It goes without saying, arbitration is not a “court” and it does not have a permanent location, unless parties choose one or it is set by default under certain rules. We say this because in agreements we see reference to “arbitration court”. If we can understand that arbitration is not a “court” (at least in the sense we have all used to it), that would certainly open a way for us to understand the flexible and contract nature of this dispute resolution mechanism.
In our practice the confusion between arbitration and court have led to negative consequences (“negative” depends on a party’s position). One is being uncertain whether you want your dispute being handled via arbitration or in court. The 1958 New York Arbitration Convention says that a court, when looking at a claim, must refer the dispute to arbitration, if the parties have agreed on arbitration, provided, among other things, the agreement is not “inoperative or incapable of being performed”. A lot depends on local laws and court practices, but if a party confuses the court as to the exact choice of dispute resolution mechanism (arbitration vs court), the court might as well just consider arbitration agreement useless.
Location of Dispute Resolution
Obviously, parties can agree on the place of arbitration – that is the physical location where hearings would take place, or jurisdiction of foreign court. To be sure, many jurisdictions allow parties to agree on jurisdiction of foreign courts in cross-border transactions. For instance, in a contract between a party from Azerbaijan and UK, parties may agree to submit their disputes to jurisdiction of Azerbaijani courts.
Often the issue comes up as to where dispute resolution would take place. There are number of factors (and not just one) parties must consider before they choose the dispute resolution venue. A UK company might think English courts are more effective, and therefore, they better choose English courts. Alternatively, arbitration is better than courts in Azerbaijan, so better choose arbitration in London. But these are not always effective for a company.

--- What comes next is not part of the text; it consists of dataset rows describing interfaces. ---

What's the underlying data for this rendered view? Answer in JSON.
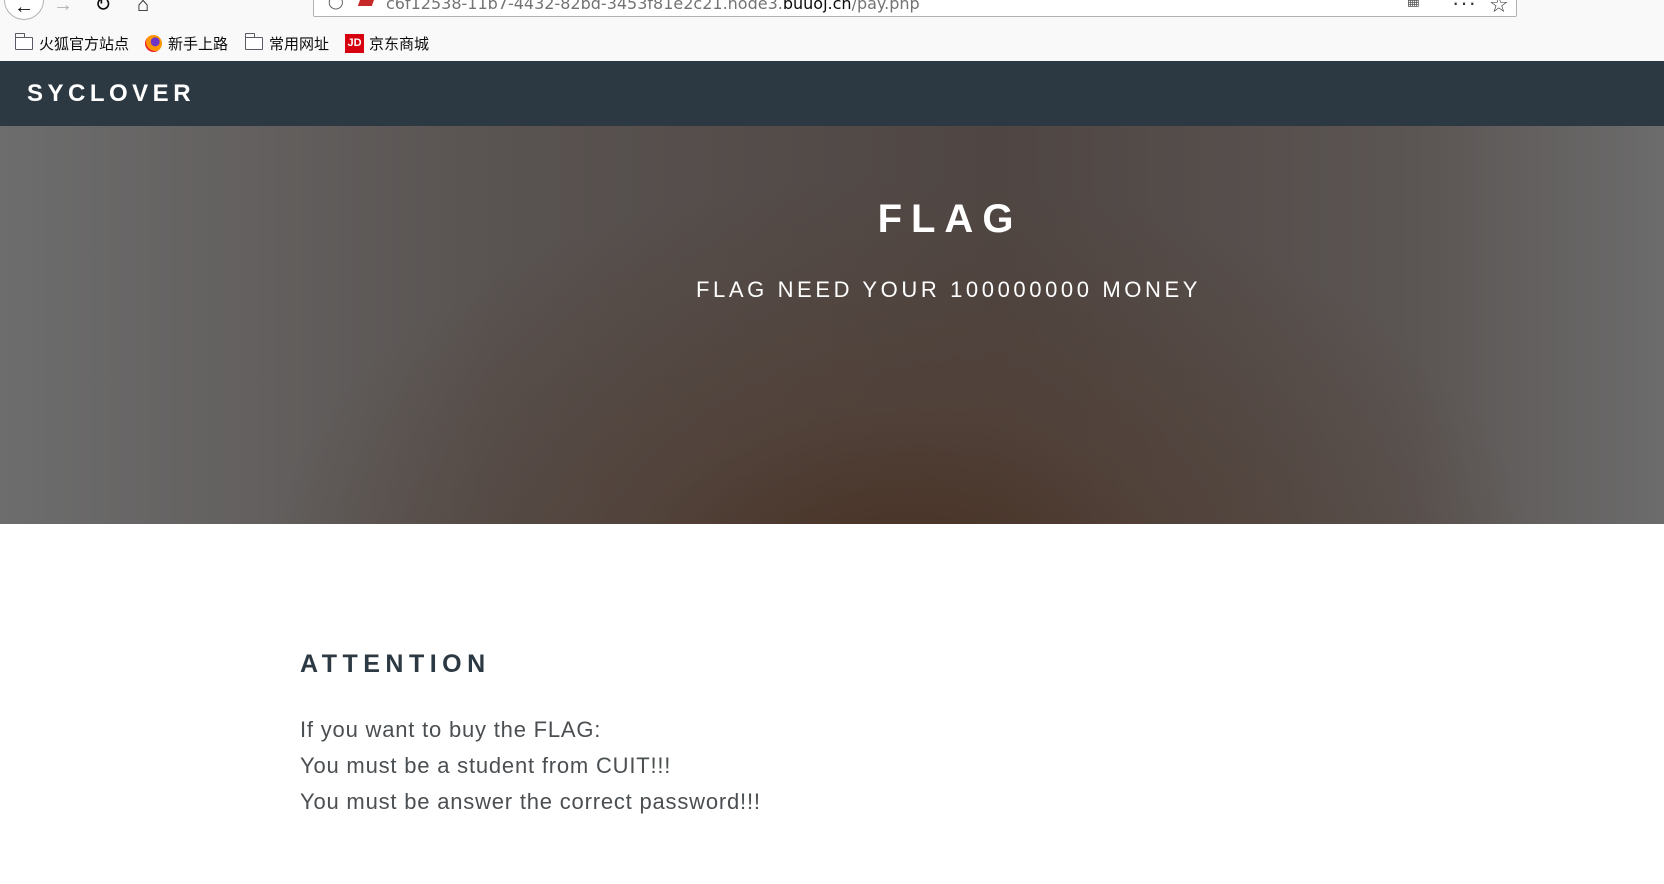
{
  "browser": {
    "url_prefix": "c6f12538-11b7-4432-82bd-3453f81e2c21.node3.",
    "url_host": "buuoj.cn",
    "url_path": "/pay.php",
    "bookmarks": [
      {
        "label": "火狐官方站点",
        "icon": "folder-icon"
      },
      {
        "label": "新手上路",
        "icon": "firefox-icon"
      },
      {
        "label": "常用网址",
        "icon": "folder-icon"
      },
      {
        "label": "京东商城",
        "icon": "jd-icon",
        "icon_text": "JD"
      }
    ]
  },
  "site": {
    "brand": "SYCLOVER",
    "hero": {
      "title": "FLAG",
      "subtitle": "FLAG NEED YOUR 100000000 MONEY"
    },
    "attention": {
      "title": "ATTENTION",
      "lines": [
        "If you want to buy the FLAG:",
        "You must be a student from CUIT!!!",
        "You must be answer the correct password!!!"
      ]
    }
  },
  "colors": {
    "navbar": "#2c3842",
    "heading": "#2c3842",
    "body_text": "#4b4f52"
  }
}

We believe, at least in the context of Azerbaijan, in cases where the amount of dispute is less likely be significant, it is better to choose jurisdiction of courts where would-be defendant’s (respondent’s) assets are. It is usually much cheaper and more effective to enforce court decision against the defendant’s assets. This is partly because after a plaintiff obtains a court decision (or decision of a foreign arbiter), that decision must be enforced. In some countries enforcement of foreign court judgments or even arbitral awards could be a complicated and expensive process.
Arbitration is usually not cheap, so you want to go for arbitration in cases where amount of claim is likely be significant.